A gymnast with a mass of 80.0 kg and a height of 1.8 m swings on a 3.0 m tall high bar. The gymnast is initially at rest, is horizontally aligned and extended to his full body length, and has his hands on the high bar. In this position, the gymnast’s body can be approximated as a 1.8 m long thin rod. From this position, the gymnast swings about the high bar at a rotation rate of 0.865 rev/s. The gymnast releases his grip on the high bar at the instant that he is swinging vertically upward, his center of mass at that instant being 3.0 m displaced vertically above the ground. At the instant that the gymnast releases his grip, he tucks in his legs, taking a negligible time to do so. With his legs tucked in, the gymnast’s body can be approximated as a 0.90 m long thin rod. The gymnast rotates while in the air and continues to rotate until he is at a height above the ground where his extended legs would just reach the ground. At that moment, he extends his legs, taking a negligible amount of time to do so, and lands. Through how many revolutions does the gymnast turn before landing?

Q23:

A merry-go-round is rotating at 4.0 rpm. Some children jump onto the merry-go-round, increasing its moment of inertia by . What is the merry-go-round’s rotation rate after the children jump onto it?

Q24:

A satellite orbiting Earth has its apogee at 3,500 km above the surface of Earth and perigee at 460 km above the surface of Earth. At apogee, its speed is 630 m/s. What is its speed at perigee? Use a value of 6,371 km for the Earth’s radius.

Q25:

An ice-skater is preparing for a jump in which he will rotate while in the air. When he is on the ground, with his arms extended, his moment of inertia is 2.2 kg⋅m2, and he is spinning at 0.31 rev/s. He launches himself into the air at a speed of 12.6 m/s at an angle of above the horizontal.
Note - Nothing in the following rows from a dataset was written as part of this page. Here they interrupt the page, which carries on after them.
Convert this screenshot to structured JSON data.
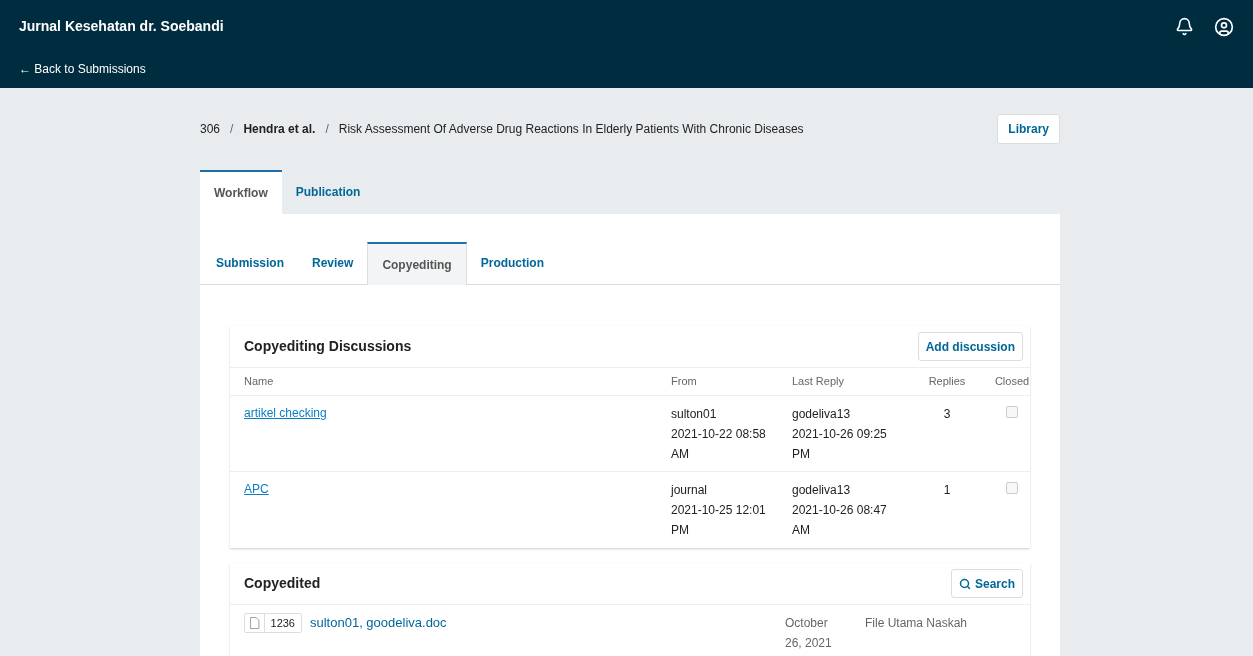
{
  "header": {
    "title": "Jurnal Kesehatan dr. Soebandi",
    "back_link": "← Back to Submissions"
  },
  "breadcrumb": {
    "id": "306",
    "separator": "/",
    "authors": "Hendra et al.",
    "title": "Risk Assessment Of Adverse Drug Reactions In Elderly Patients With Chronic Diseases"
  },
  "library_button": "Library",
  "main_tabs": [
    {
      "label": "Workflow",
      "selected": true
    },
    {
      "label": "Publication",
      "selected": false
    }
  ],
  "stage_tabs": [
    {
      "label": "Submission",
      "selected": false
    },
    {
      "label": "Review",
      "selected": false
    },
    {
      "label": "Copyediting",
      "selected": true
    },
    {
      "label": "Production",
      "selected": false
    }
  ],
  "discussions": {
    "title": "Copyediting Discussions",
    "button": "Add discussion",
    "columns": [
      "Name",
      "From",
      "Last Reply",
      "Replies",
      "Closed"
    ],
    "rows": [
      {
        "name": "artikel checking",
        "from": [
          "sulton01",
          "2021-10-22 08:58",
          "AM"
        ],
        "last_reply": [
          "godeliva13",
          "2021-10-26 09:25",
          "PM"
        ],
        "replies": "3",
        "closed": false
      },
      {
        "name": "APC",
        "from": [
          "journal",
          "2021-10-25 12:01",
          "PM"
        ],
        "last_reply": [
          "godeliva13",
          "2021-10-26 08:47",
          "AM"
        ],
        "replies": "1",
        "closed": false
      }
    ]
  },
  "copyedited": {
    "title": "Copyedited",
    "search_button": "Search",
    "files": [
      {
        "id": "1236",
        "name": "sulton01, goodeliva.doc",
        "date": [
          "October",
          "26, 2021"
        ],
        "type": "File Utama Naskah"
      }
    ]
  }
}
At the moment that he leaves the ground, he contracts his arms, taking negligible time, and changes his moment of inertia to 0.62 kg⋅m2. How many revolutions can he complete while airborne?